%%

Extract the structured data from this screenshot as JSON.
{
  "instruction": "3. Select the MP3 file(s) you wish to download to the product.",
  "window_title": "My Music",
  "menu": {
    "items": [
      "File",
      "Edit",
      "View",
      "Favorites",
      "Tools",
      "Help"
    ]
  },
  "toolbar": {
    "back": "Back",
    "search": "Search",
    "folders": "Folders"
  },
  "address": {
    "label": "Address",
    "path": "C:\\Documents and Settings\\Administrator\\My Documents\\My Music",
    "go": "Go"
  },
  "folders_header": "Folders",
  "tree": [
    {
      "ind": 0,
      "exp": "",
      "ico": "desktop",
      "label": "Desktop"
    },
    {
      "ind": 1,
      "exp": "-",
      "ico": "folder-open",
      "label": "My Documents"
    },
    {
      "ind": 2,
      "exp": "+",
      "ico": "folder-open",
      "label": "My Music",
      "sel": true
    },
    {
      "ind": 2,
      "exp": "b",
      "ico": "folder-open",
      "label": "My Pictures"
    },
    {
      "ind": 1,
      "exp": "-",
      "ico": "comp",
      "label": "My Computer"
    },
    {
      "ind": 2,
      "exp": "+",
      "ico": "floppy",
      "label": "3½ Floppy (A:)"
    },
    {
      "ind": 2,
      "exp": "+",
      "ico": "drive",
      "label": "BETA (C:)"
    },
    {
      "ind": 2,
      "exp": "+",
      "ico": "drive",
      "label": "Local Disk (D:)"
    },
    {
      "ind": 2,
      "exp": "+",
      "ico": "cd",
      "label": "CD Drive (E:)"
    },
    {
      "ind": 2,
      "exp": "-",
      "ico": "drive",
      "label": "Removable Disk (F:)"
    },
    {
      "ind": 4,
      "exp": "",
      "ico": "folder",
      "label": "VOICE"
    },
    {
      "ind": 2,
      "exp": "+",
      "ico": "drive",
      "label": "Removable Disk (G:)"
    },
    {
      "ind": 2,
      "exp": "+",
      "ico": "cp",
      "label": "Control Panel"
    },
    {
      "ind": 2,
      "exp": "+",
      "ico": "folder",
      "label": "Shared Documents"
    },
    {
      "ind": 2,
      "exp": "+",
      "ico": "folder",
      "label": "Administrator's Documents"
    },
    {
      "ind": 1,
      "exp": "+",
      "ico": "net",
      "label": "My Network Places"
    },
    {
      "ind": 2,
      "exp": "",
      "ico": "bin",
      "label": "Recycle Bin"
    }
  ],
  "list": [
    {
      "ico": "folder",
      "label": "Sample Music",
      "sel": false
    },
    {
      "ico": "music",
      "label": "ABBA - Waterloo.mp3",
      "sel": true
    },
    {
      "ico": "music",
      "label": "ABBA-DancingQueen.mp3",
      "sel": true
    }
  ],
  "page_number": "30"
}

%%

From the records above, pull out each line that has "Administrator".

Exercise answer:
    "path": "C:\\Documents and Settings\\Administrator\\My Documents\\My Music",
      "label": "Administrator's Documents"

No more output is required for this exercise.